Trinity "at the Mud Baths" in Moscow [around the turn of the century].
The choir was known to have comprised (in 1904) 42 singers - 10 Sopranos
(female), 7 altos (also female), 12 tenors, and 13 basses.
The text (transliterated) is as follows:
Spaseniye sodyelal yesi posredye zemli, Bozhe. Alliluiya.
The translation you gave above is accurate. It is a Communion Hymn for
Fridays (based on Psalm 74:12), prescribed to be sung during a Divine
Liturgy served on that day. In practice, however, it was probably sung as
a "sacred concerto" at Sunday Divine Liturgies, after the proper Communion
Hymn of Sunday.
The Kievan Chant cantus firmus is taken from the "Obihod notnago peniya",
the square-note unison codex that contained the major elements of the
Russian Orthodox liturgical repertoire. The melody is in the 1st tenor
in the 1st phrase and is then repeated by the soprano. The second phrase
melody is in the bass, simply the 1st phrase repeated up a 5th. Then the

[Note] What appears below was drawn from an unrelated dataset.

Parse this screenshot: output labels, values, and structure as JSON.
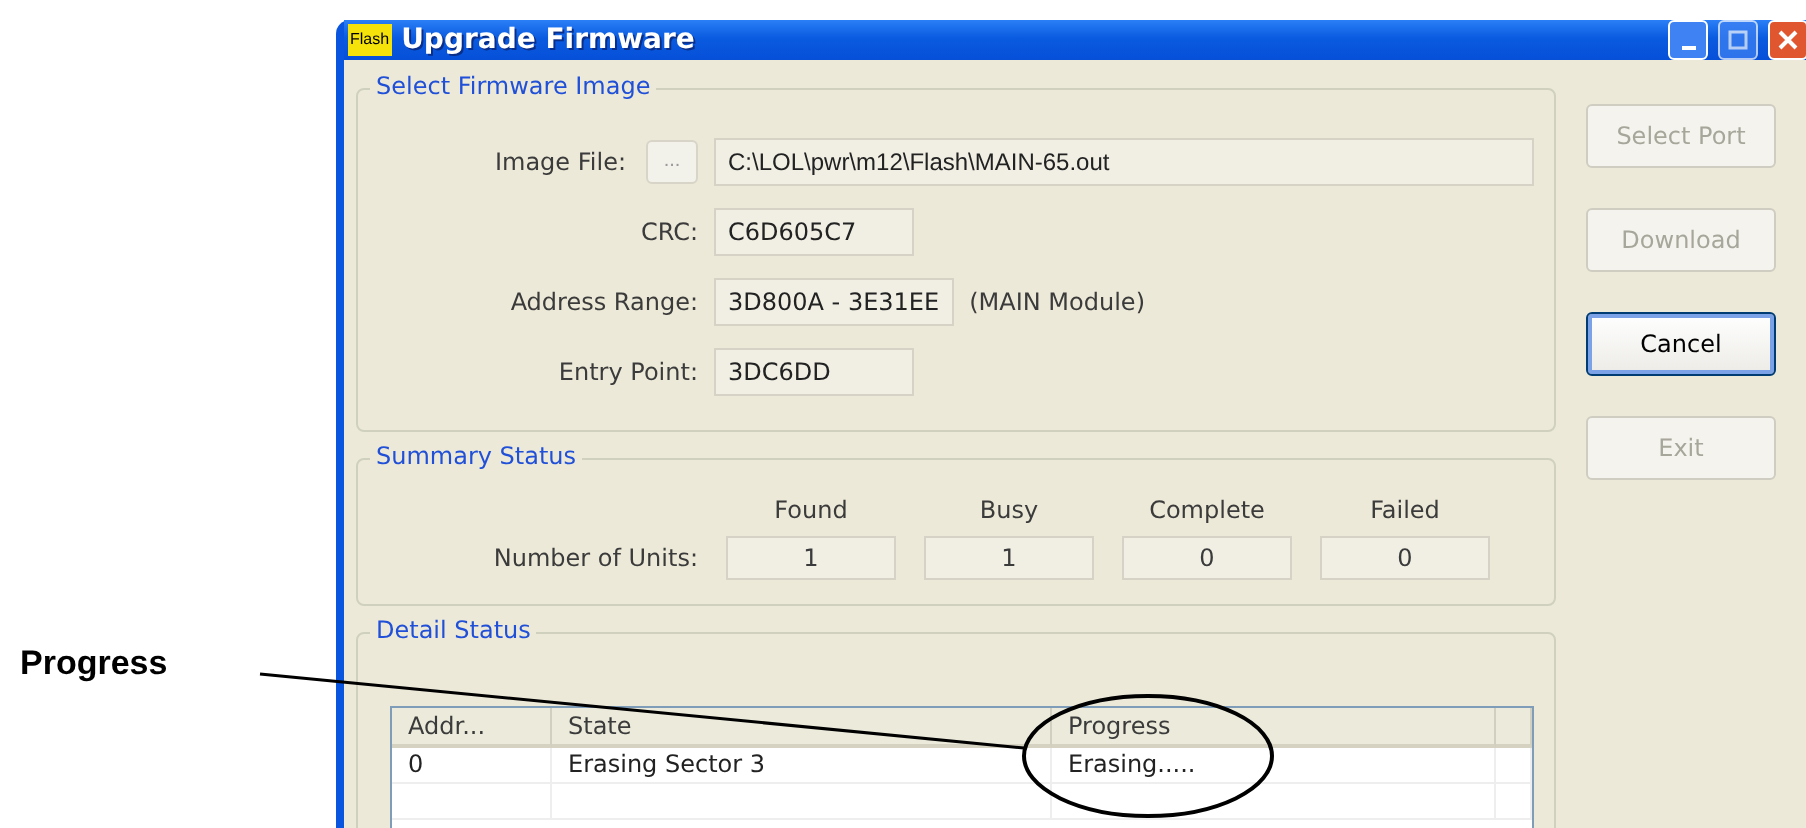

3rd phrase is in the bass until the pedal tone, at which point the melody
returns to the top voice.
Coordinator, Choral & Vocal Music
Cleveland State University
Euclid Ave. at E. 24th St.
Cleveland, OH 44115
phone: (216) 687-3998
fax: (216) 687-9279
Date: Tue, 5 Jul 1994 10:12:02 -0600
Subject: Re: Russian choral music in Russian
Thanks to all those who responded to my query about editions of Russian
choral music that contain Russian texts in transliterated (English alphabetic)
The most recommended source for such editions was Musica Russica:
27 Willow Lane, Dept. M
Madison CT 06443
(800) 326 3132
(203) 421 3132 [fax]
Musica Russica is undertaking an ongoing effort to publish (and republish)
many Russian works in critical editions.
A couple of people also recommended "earthsongs" publishing in Corvallis, OR.
(Ron Jeffers Co.) [No further information about this publisher was given.]
One person also suggested contacting Andrea Goodman, conductor of the
Russian Emigre Choir in New York City:
145 4th Ave., #17-E
New York NY 10003
(212) 254 1717
Chapel Hill NC
Thank you to everyone who sent suggestions regarding Russian pieces to
include in our tour repertoire. Below is a summary of suggestions:
Rachmaninoff's "Bogoroditse Devo" (6 sugg.'s)
"Kalinka" - Prokorov (4 sugg.'s)
Ippolitov-Ivanov's "Se ninye blagoslovitye Ghospoda" (3 sugg.'s)
Bortniansky's "Cherubic Hymn" (2 sugg.'s)
Kedrov's "Otche nash" (2 sugg.'s)
John Biggs' "Two Russian Folk Songs" (2 sugg.'s)
"Oy Polna Polna Korobushka"
Tchaikovsky's "Nochevala tuchka"
Prokhorov's "The Birch Tree"
Rachmaninoff's "Tebye Poyem" (We Praise Thee)
Rimsky-Korsakoff's "Tebye Poyem" No. 2 & 4
Rimsky Korsakoff's "Hvalite Ghospoda s nebes" no. 2
"Ivushka" by an English composer, Paul Reade
"Okh ty Porushka-Paranya"
"Ne imami iniya pomoshchi" by Chesnokov
Bortnjanskij's "Voznesu Tja Boze moj, carju moj"
Of course (as I was aware) the best source of Russian literature is
Musica Russica at: www.musicarussica.com
Thank you again!
D. Brent Ballweg, D.M.A.
Professor of Music
Southern Nazarene University
6729 NW 39th Expressway
Bethany, OK 73008